Published: Updated:

Romanian prosecutors on Wednesday detained several employees of a youth center over accusations they exploited German teenagers under a social program designed to help troubled minors, judicial sources told AFP.

At least four minors have been rescued, while eight suspects, including a German couple, are under investigation for allegedly detaining children in “slavery-like conditions.”

The German couple in charge of the program were brought in for questioning, according to a representative of the youth center who requested anonymity.

Three Romanian employees were also detained, news agency Mediafax said.

According to the local child protection agency, 20 children were at the center -- a remote farm in northern Romania -- when prosecutors searched it on Tuesday along with seven other houses.
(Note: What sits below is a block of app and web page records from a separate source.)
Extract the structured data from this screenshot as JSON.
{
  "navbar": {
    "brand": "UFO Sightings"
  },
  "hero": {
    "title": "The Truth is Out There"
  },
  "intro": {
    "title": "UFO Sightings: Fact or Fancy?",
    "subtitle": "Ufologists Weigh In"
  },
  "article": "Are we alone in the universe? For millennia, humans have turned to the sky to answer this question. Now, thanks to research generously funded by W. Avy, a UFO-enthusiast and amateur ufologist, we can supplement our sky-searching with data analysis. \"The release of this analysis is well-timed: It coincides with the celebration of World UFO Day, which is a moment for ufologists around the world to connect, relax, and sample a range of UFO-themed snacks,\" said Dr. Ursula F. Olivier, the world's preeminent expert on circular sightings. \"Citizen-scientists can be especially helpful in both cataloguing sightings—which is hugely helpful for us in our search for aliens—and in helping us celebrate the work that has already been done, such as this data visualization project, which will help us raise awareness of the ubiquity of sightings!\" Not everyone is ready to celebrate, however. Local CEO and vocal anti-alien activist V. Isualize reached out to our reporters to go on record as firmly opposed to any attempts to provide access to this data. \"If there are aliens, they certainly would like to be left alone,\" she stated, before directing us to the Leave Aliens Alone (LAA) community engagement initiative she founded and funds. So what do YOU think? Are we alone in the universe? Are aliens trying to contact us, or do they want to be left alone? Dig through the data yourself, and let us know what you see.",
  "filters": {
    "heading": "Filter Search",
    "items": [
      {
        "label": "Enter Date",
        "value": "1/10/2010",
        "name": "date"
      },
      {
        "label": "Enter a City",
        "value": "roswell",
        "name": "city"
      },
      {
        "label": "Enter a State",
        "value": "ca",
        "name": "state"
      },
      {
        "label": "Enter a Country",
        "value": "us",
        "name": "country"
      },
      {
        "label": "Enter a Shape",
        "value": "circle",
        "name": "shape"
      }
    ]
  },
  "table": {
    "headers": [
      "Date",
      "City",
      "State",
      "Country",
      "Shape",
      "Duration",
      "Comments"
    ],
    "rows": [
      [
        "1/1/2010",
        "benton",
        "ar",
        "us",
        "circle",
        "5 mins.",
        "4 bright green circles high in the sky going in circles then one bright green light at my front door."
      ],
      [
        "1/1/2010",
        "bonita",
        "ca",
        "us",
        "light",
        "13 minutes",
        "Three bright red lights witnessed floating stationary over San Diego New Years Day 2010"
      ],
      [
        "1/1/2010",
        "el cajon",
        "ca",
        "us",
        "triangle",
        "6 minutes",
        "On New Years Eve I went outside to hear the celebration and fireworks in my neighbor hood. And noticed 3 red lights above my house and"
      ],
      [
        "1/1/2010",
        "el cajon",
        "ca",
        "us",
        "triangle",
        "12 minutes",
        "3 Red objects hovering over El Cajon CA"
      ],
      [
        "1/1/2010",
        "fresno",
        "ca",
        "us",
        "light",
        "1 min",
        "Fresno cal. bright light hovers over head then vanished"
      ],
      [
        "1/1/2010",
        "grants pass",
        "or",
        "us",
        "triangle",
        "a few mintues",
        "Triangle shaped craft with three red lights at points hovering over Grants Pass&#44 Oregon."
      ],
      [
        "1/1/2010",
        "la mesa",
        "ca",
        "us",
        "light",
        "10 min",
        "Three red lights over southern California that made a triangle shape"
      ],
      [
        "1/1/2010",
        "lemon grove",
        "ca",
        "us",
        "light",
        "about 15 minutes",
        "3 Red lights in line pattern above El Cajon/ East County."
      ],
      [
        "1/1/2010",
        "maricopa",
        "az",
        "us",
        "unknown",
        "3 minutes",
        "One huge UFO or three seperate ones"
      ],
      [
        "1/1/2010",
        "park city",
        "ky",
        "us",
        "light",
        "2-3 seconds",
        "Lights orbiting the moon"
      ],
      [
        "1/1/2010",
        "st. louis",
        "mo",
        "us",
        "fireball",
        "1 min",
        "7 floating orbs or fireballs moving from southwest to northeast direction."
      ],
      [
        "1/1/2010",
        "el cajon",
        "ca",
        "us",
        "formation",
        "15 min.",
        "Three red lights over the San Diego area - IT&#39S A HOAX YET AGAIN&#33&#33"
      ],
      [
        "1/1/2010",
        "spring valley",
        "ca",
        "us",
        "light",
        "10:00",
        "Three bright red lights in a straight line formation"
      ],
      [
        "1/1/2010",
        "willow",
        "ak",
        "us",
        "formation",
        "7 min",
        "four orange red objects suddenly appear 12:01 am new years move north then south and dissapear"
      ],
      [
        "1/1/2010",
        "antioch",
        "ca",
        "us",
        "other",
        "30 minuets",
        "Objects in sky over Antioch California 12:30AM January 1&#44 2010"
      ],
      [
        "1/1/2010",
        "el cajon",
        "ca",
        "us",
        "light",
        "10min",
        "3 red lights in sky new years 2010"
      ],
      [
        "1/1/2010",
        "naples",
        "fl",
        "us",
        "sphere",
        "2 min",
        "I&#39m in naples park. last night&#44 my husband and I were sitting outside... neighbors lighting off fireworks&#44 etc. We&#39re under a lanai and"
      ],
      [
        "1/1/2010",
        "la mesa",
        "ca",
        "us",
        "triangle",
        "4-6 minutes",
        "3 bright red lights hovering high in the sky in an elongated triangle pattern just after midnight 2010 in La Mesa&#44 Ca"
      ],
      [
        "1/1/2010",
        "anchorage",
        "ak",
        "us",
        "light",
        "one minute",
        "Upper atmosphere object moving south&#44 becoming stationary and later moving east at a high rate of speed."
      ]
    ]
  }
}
Four of the children have been placed with the child protection agency, waiting for their parents or other guardians to pick them up, agency spokesman Adrian Mandru told AFP. He could not say where the other 16 are now.

Prosecutors allege that, under the so-called “Projekt Maramures,” children aged between 12 and 18 were forced to “do exhausting physical labor” and treated in “humiliating and degrading” ways in the farm and in numerous households in the Maramures county village of Viseu de Sus.

The teens were deprived of food, not allowed to study or take their prescription medicines, had no contact with the outside world and were targets of “harsh and brutal methods of so-called re-education,” they said.

The project, financed by the German state, was founded and coordinated by one of the German suspects and licensed by Romania’s labor ministry, according to investigators.

The project promised to “rehabilitate” troubled children from Germany with recreational activities and psychological assistance.

According to the program’s website, the project targeted minors suffering from behavioral disorders or drug addiction.

The center said that it organized “educational and recreational activities in the middle of nature” under the supervision of experts in pedagogy and psychology.